All of this led to a logistical nightmare as far as deciding where we were going to go on a given night. There simply weren’t enough raiding hours in a week to hit all of the possible goals. Initially, we tried to message out beforehand where we would be going, but we discovered sharp dropoffs in attendance from people who had little or nothing to gain from going to those places. We wound up having to avoid communicating where we were planning on going until moments before the raid started, which slowed down our startup time but kept raids full, though it didn’t cut down on grumbling when we went somewhere people didn’t want to go– and there was no way to keep everyone happy.


The fourth raid dungeon was problematic in its own way as well. While appealing to everyone and rewarding enough to the players who preferred raid dungeon 3 to be worthwhile for them, it was punishing difficult and extremely frustrating. Very difficult mechanics had to be practiced, and to save time and everyone’s repair bills, we started having smaller teams practice to get used to the mechanics without sacrificing the whole raid to failures. Among the rogues group, who were largely unnecessary for a lot of this practice, we’d all download a poker addon and play poker while sitting around. Progress in that dungeon was slow, and while each victory was extremely satisfying and caused a surge of excitement, they were few and far between for a while.

The beginning of the end was the ramp-up for the game’s first expansion.

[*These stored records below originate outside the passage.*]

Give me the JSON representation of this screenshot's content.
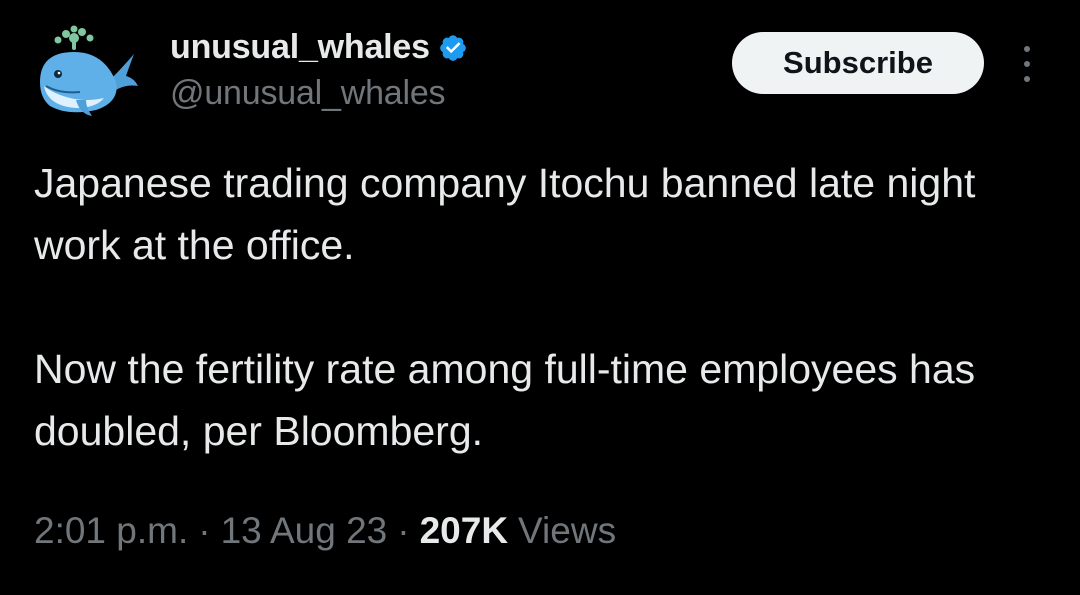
{
  "author": {
    "display_name": "unusual_whales",
    "handle": "@unusual_whales",
    "verified_icon": "verified-badge-icon",
    "avatar_icon": "whale-avatar-icon"
  },
  "actions": {
    "subscribe_label": "Subscribe",
    "more_icon": "more-vertical-icon"
  },
  "tweet": {
    "paragraph_1": "Japanese trading company Itochu banned late night work at the office.",
    "paragraph_2": "Now the fertility rate among full-time employees has doubled, per Bloomberg."
  },
  "meta": {
    "time": "2:01 p.m.",
    "separator": "·",
    "date": "13 Aug 23",
    "views_count": "207K",
    "views_label": "Views"
  },
  "colors": {
    "background": "#000000",
    "text_primary": "#e7e9ea",
    "text_secondary": "#71767b",
    "verified_blue": "#1d9bf0",
    "button_bg": "#eff3f4"
  }
}
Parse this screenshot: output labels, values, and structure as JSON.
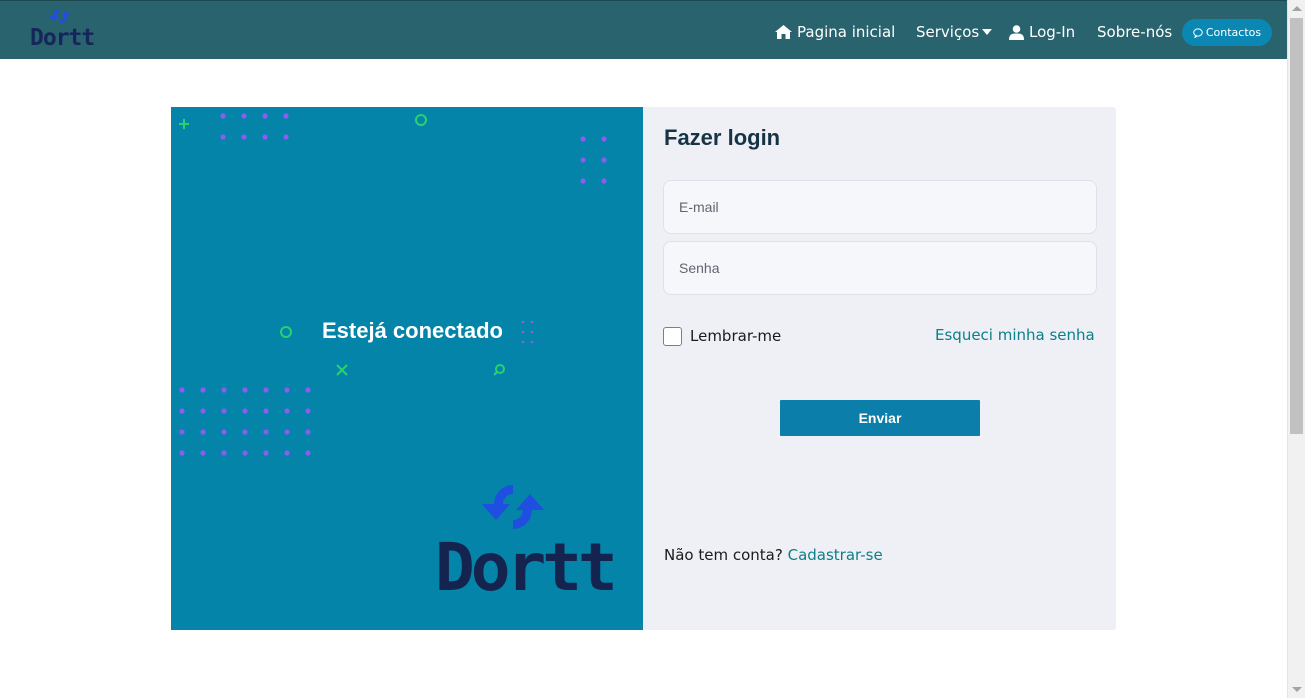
{
  "nav": {
    "brand": "Dortt",
    "home": "Pagina inicial",
    "services": "Serviços",
    "login": "Log-In",
    "about": "Sobre-nós",
    "contact": "Contactos"
  },
  "hero": {
    "title": "Estejá conectado",
    "logo_text": "Dortt"
  },
  "form": {
    "title": "Fazer login",
    "email_placeholder": "E-mail",
    "password_placeholder": "Senha",
    "remember_label": "Lembrar-me",
    "forgot_link": "Esqueci minha senha",
    "submit_label": "Enviar",
    "no_account": "Não tem conta?",
    "signup_link": "Cadastrar-se"
  },
  "colors": {
    "navbar": "#29636e",
    "panel": "#0384a8",
    "accent": "#0b7ea9",
    "link": "#0b7f8a",
    "dots": "#8f5bf2",
    "shapes": "#2ad16f"
  }
}
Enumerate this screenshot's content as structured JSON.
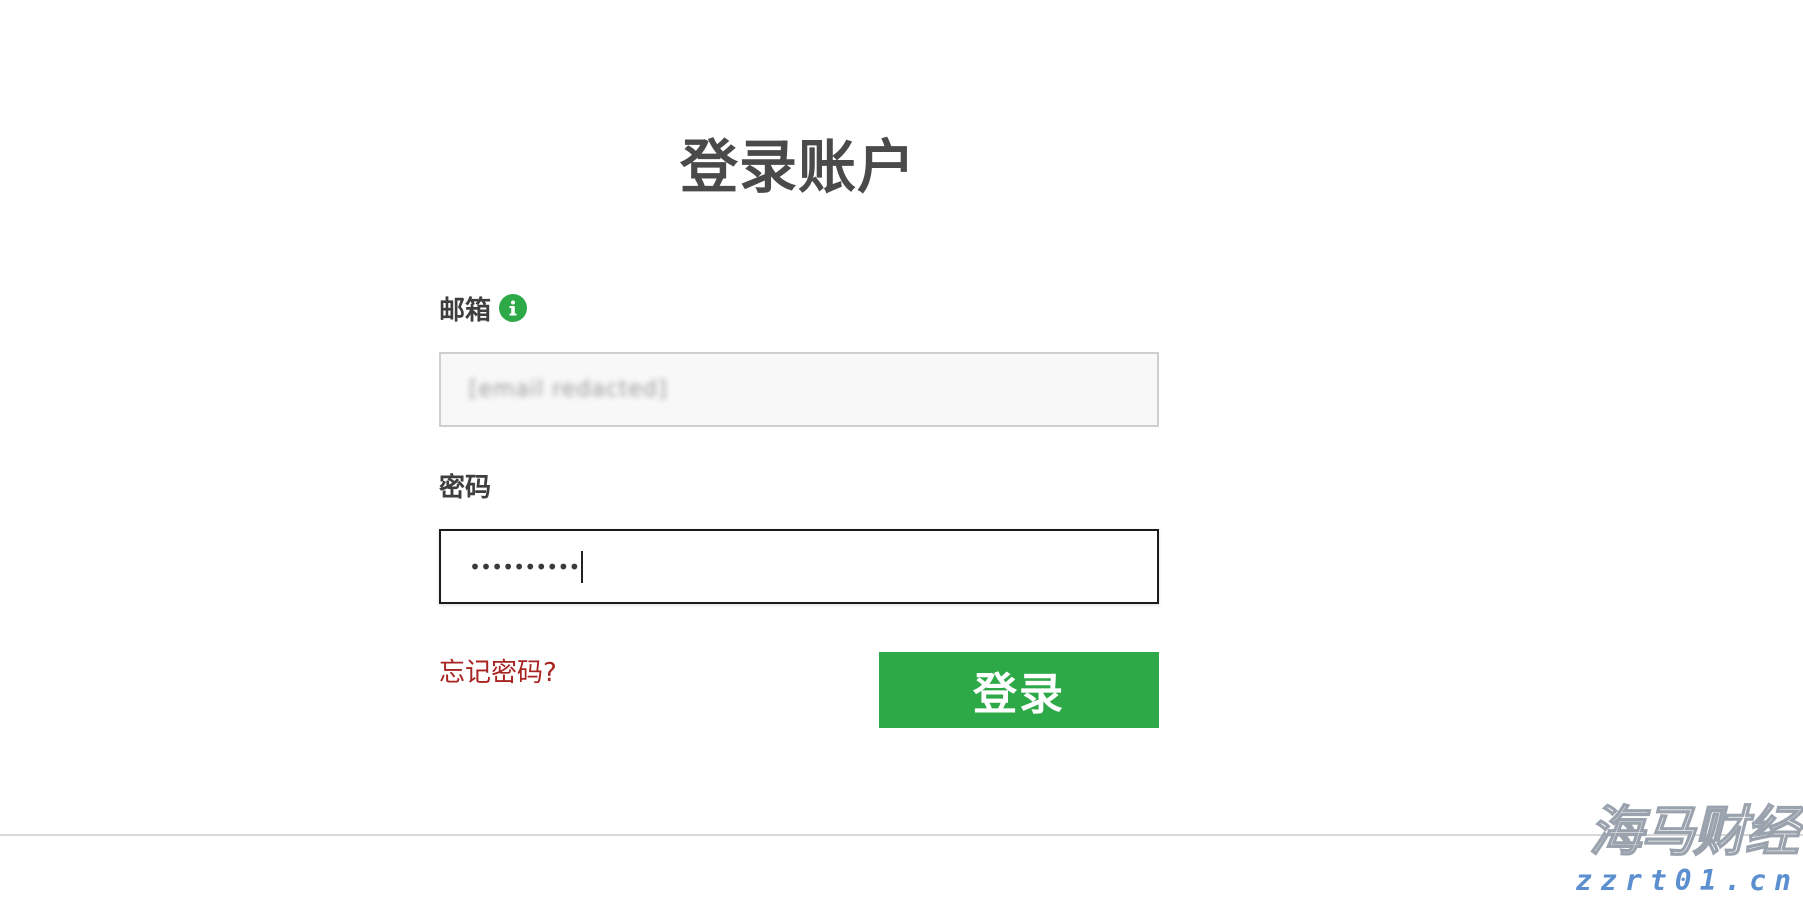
{
  "page": {
    "title": "登录账户"
  },
  "email": {
    "label": "邮箱",
    "info_icon": "info-icon",
    "value": "[email redacted]"
  },
  "password": {
    "label": "密码",
    "value": "••••••••••"
  },
  "actions": {
    "forgot_label": "忘记密码?",
    "login_label": "登录"
  },
  "watermark": {
    "name": "海马财经",
    "url": "zzrt01.cn"
  },
  "colors": {
    "accent_green": "#2ea948",
    "link_red": "#a82421",
    "title_gray": "#4a4a4a"
  }
}
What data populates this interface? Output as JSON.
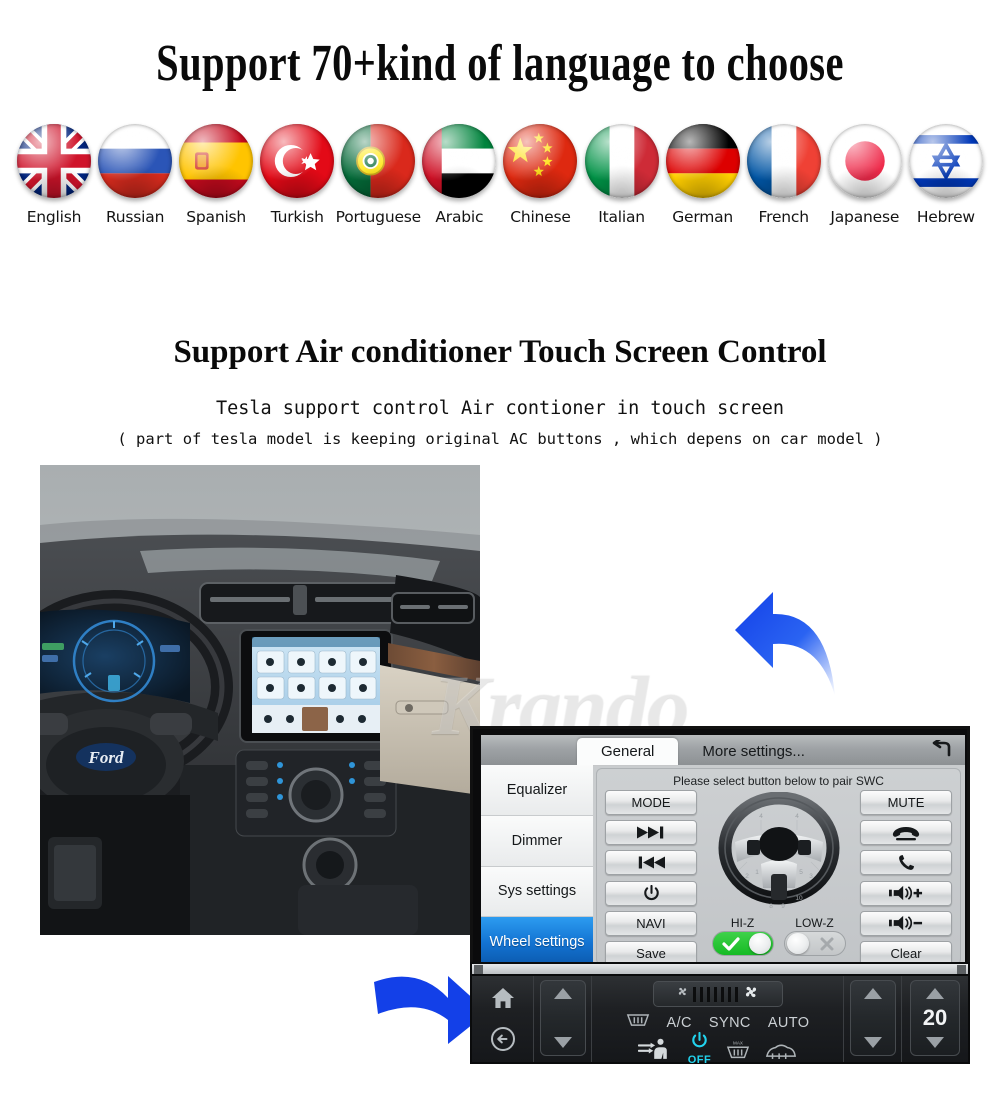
{
  "section_languages": {
    "title": "Support 70+kind of  language to choose",
    "flags": [
      {
        "label": "English",
        "icon": "flag-uk-icon"
      },
      {
        "label": "Russian",
        "icon": "flag-russia-icon"
      },
      {
        "label": "Spanish",
        "icon": "flag-spain-icon"
      },
      {
        "label": "Turkish",
        "icon": "flag-turkey-icon"
      },
      {
        "label": "Portuguese",
        "icon": "flag-portugal-icon"
      },
      {
        "label": "Arabic",
        "icon": "flag-uae-icon"
      },
      {
        "label": "Chinese",
        "icon": "flag-china-icon"
      },
      {
        "label": "Italian",
        "icon": "flag-italy-icon"
      },
      {
        "label": "German",
        "icon": "flag-germany-icon"
      },
      {
        "label": "French",
        "icon": "flag-france-icon"
      },
      {
        "label": "Japanese",
        "icon": "flag-japan-icon"
      },
      {
        "label": "Hebrew",
        "icon": "flag-israel-icon"
      }
    ]
  },
  "section_ac": {
    "title": "Support Air conditioner Touch Screen Control",
    "subtitle_1": "Tesla support control Air contioner in touch screen",
    "subtitle_2": "( part of tesla model is keeping original AC buttons , which depens on car model )"
  },
  "watermark": "Krando",
  "settings_unit": {
    "tabs": [
      {
        "label": "General",
        "active": true
      },
      {
        "label": "More settings...",
        "active": false
      }
    ],
    "back_icon": "back-arrow-icon",
    "sidebar": [
      {
        "label": "Equalizer",
        "active": false
      },
      {
        "label": "Dimmer",
        "active": false
      },
      {
        "label": "Sys settings",
        "active": false
      },
      {
        "label": "Wheel settings",
        "active": true
      }
    ],
    "hint": "Please select button below to pair SWC",
    "left_buttons": [
      {
        "label": "MODE",
        "icon": ""
      },
      {
        "label": "",
        "icon": "next-track-icon"
      },
      {
        "label": "",
        "icon": "prev-track-icon"
      },
      {
        "label": "",
        "icon": "power-icon"
      },
      {
        "label": "NAVI",
        "icon": ""
      },
      {
        "label": "Save",
        "icon": ""
      }
    ],
    "right_buttons": [
      {
        "label": "MUTE",
        "icon": ""
      },
      {
        "label": "",
        "icon": "hangup-phone-icon"
      },
      {
        "label": "",
        "icon": "call-phone-icon"
      },
      {
        "label": "",
        "icon": "volume-up-icon"
      },
      {
        "label": "",
        "icon": "volume-down-icon"
      },
      {
        "label": "Clear",
        "icon": ""
      }
    ],
    "steering_wheel_icon": "steering-wheel-diagram",
    "impedance": [
      {
        "label": "HI-Z",
        "state": "on",
        "mark": "check-icon"
      },
      {
        "label": "LOW-Z",
        "state": "off",
        "mark": "cross-icon"
      }
    ]
  },
  "ac_bar": {
    "home_icon": "home-icon",
    "back_icon": "back-circle-icon",
    "left_stepper": {
      "up": "chevron-up-icon",
      "down": "chevron-down-icon"
    },
    "right_stepper": {
      "up": "chevron-up-icon",
      "down": "chevron-down-icon"
    },
    "fan_slider": {
      "min_icon": "fan-small-icon",
      "max_icon": "fan-large-icon",
      "bars": 7
    },
    "labels": [
      "A/C",
      "SYNC",
      "AUTO"
    ],
    "rear_defrost_icon": "rear-defrost-icon",
    "airflow_seat_icon": "airflow-seat-icon",
    "max_defrost_icon": "max-defrost-icon",
    "front_defrost_icon": "front-defrost-icon",
    "power": {
      "icon": "power-icon",
      "label": "OFF",
      "color": "#22d3ee"
    },
    "temperature": "20"
  },
  "colors": {
    "accent_blue": "#1373d2",
    "toggle_green": "#16bb24",
    "ac_cyan": "#22d3ee",
    "arrow_blue": "#1340e8"
  }
}
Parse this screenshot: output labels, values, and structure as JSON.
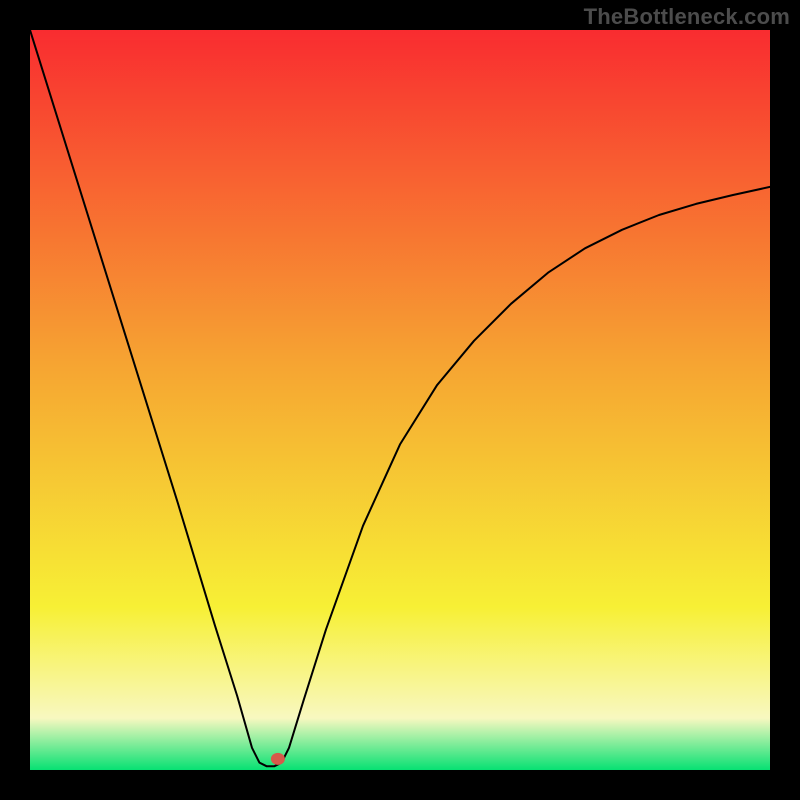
{
  "watermark": "TheBottleneck.com",
  "chart_data": {
    "type": "line",
    "title": "",
    "xlabel": "",
    "ylabel": "",
    "xlim": [
      0,
      1
    ],
    "ylim": [
      0,
      1
    ],
    "grid": false,
    "legend": false,
    "background_gradient": {
      "top": "#f92c30",
      "mid_upper": "#f6a432",
      "mid": "#f7f035",
      "mid_lower": "#f8f8c0",
      "bottom": "#07e173"
    },
    "series": [
      {
        "name": "bottleneck-curve",
        "color": "#000000",
        "stroke_width": 2,
        "x": [
          0.0,
          0.05,
          0.1,
          0.15,
          0.2,
          0.25,
          0.28,
          0.3,
          0.31,
          0.32,
          0.33,
          0.34,
          0.35,
          0.37,
          0.4,
          0.45,
          0.5,
          0.55,
          0.6,
          0.65,
          0.7,
          0.75,
          0.8,
          0.85,
          0.9,
          0.95,
          1.0
        ],
        "y": [
          1.0,
          0.84,
          0.68,
          0.52,
          0.36,
          0.195,
          0.1,
          0.03,
          0.01,
          0.005,
          0.005,
          0.01,
          0.03,
          0.095,
          0.19,
          0.33,
          0.44,
          0.52,
          0.58,
          0.63,
          0.672,
          0.705,
          0.73,
          0.75,
          0.765,
          0.777,
          0.788
        ]
      }
    ],
    "marker": {
      "name": "optimum-point",
      "x": 0.335,
      "y": 0.015,
      "color": "#d65a4a",
      "rx": 7,
      "ry": 6
    }
  }
}
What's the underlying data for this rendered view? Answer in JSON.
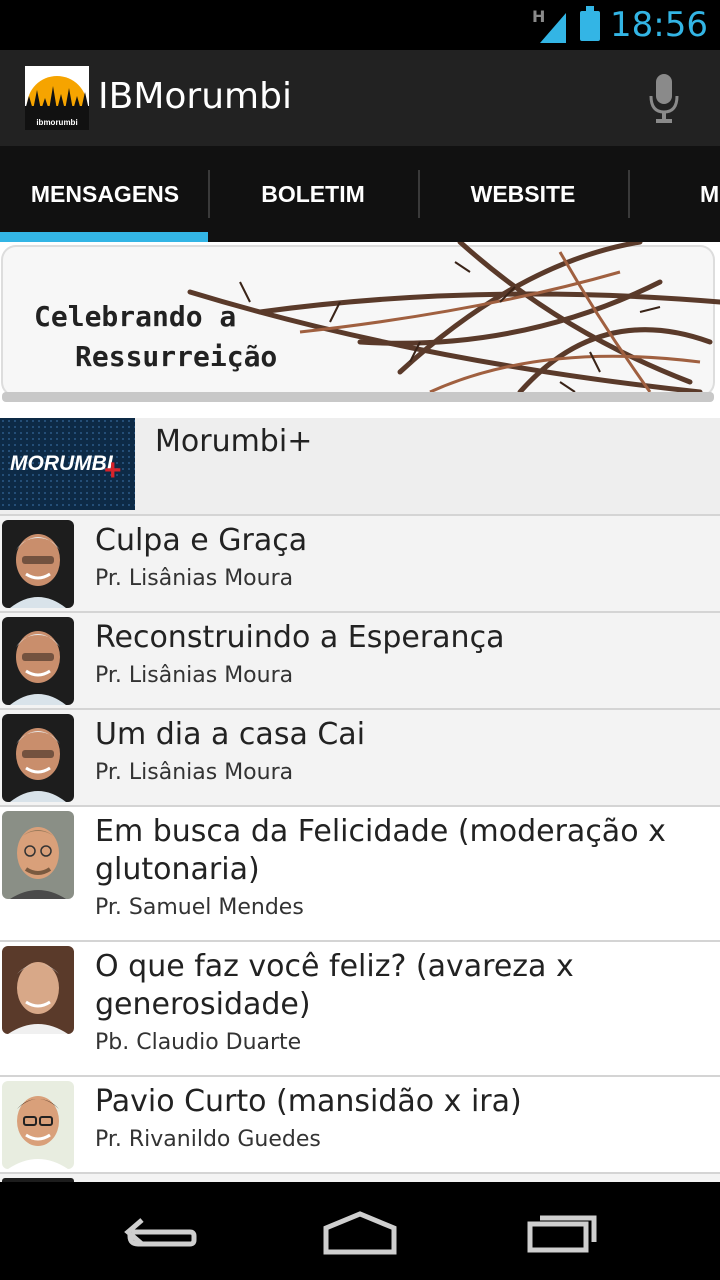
{
  "status": {
    "network": "H",
    "time": "18:56"
  },
  "app": {
    "title": "IBMorumbi"
  },
  "tabs": [
    "MENSAGENS",
    "BOLETIM",
    "WEBSITE",
    "M"
  ],
  "banner": {
    "line1": "Celebrando a",
    "line2": "Ressurreição"
  },
  "featured": {
    "title": "Morumbi+",
    "logo_text": "MORUMBI"
  },
  "messages": [
    {
      "title": "Culpa e Graça",
      "speaker": "Pr. Lisânias Moura"
    },
    {
      "title": "Reconstruindo a Esperança",
      "speaker": "Pr. Lisânias Moura"
    },
    {
      "title": "Um dia a casa Cai",
      "speaker": "Pr. Lisânias Moura"
    },
    {
      "title": "Em busca da Felicidade (moderação x glutonaria)",
      "speaker": "Pr. Samuel Mendes"
    },
    {
      "title": "O que faz você feliz? (avareza x generosidade)",
      "speaker": "Pb. Claudio Duarte"
    },
    {
      "title": "Pavio Curto (mansidão x ira)",
      "speaker": "Pr. Rivanildo Guedes"
    }
  ],
  "colors": {
    "accent": "#33b5e5",
    "actionbar": "#222222",
    "tabbar": "#111111"
  }
}
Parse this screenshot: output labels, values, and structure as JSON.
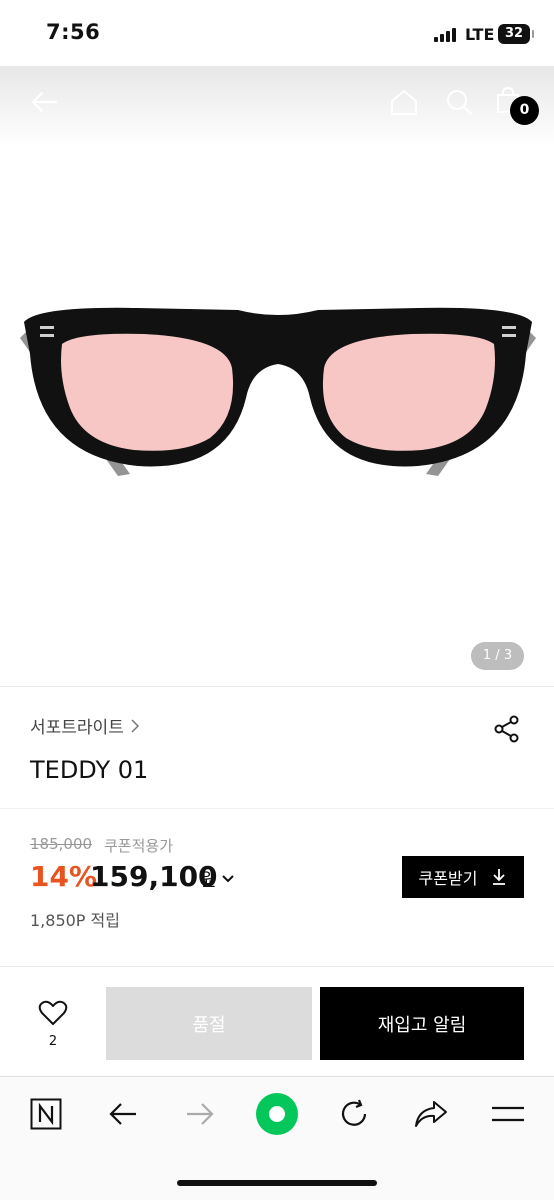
{
  "status_bar": {
    "time": "7:56",
    "network": "LTE",
    "battery": "32"
  },
  "top_nav": {
    "cart_count": "0"
  },
  "gallery": {
    "counter": "1 / 3"
  },
  "product": {
    "brand": "서포트라이트",
    "name": "TEDDY 01",
    "original_price": "185,000",
    "coupon_note": "쿠폰적용가",
    "discount": "14%",
    "price": "159,100",
    "currency": "원",
    "coupon_button": "쿠폰받기",
    "points": "1,850P 적립"
  },
  "actions": {
    "wish_count": "2",
    "soldout_label": "품절",
    "notify_label": "재입고 알림"
  },
  "colors": {
    "discount": "#e8531f",
    "lens": "#f6c7c5",
    "frame": "#111111",
    "naver_green": "#03c75a"
  },
  "browser_bar": {
    "icons": [
      "naver-n-icon",
      "back-arrow-icon",
      "forward-arrow-icon",
      "green-dot-icon",
      "refresh-icon",
      "share-icon",
      "menu-icon"
    ]
  }
}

We expected that the gear we were working very hard for would be outdated almost immediately in the expansion (while not true in our case, it was for a majority of players), and it became a bit of a question as to why we were bothering beating our heads against this content. People wanted to finish their goals before the expansion dropped, and everyone had different goals. Furthermore, the expansion announced that raid groups would be changing sizes, from 40 members to 25 members. This became a brutal problem for LNR– our reorganization had left us with enough players to reliably run a 40-person raid, but not enough to reliably run two 25-person raids, and there was immediate bickering over who would be part of the “A” team and who would be relegated to the “B” team.


By the time the expansion had hit, keeping the raid together had become extremely stressful, to the point where the raid’s primary leadership was fragmenting. The raid’s founder and primary leader needed a break, and passed raid leadership to me. I kept the raid going for as long as I could, but at the time I was dealing with my final year of college and couldn’t devote enough time to the group. Furthermore, some of the group had already pushed extremely hard to clear through the expansion and start raiding, leaving most of the rest of the group behind and quickly becoming exclusive, forming their own group and breaking off from the main raid. Unable to reconcile the work required with the other demands on my time and feeling extremely stressed and burned out from the previous few months, I also withdrew from LNR and left the game. My understanding is that the group fell apart to infighting shortly thereafter.

I took a short hiatus from WoW and focused more on my local, physical friends, many of whom I’d gotten into the game and would be leaving when I graduated college. I wanted to keep in touch with them, and while I’d sworn I wasn’t going to lead another raid group, I ultimately came back to it later, rebuilding a team on my own terms.

Source: Digital Initiative
Organizational Failure (and Passing the Torch)

Leave a Reply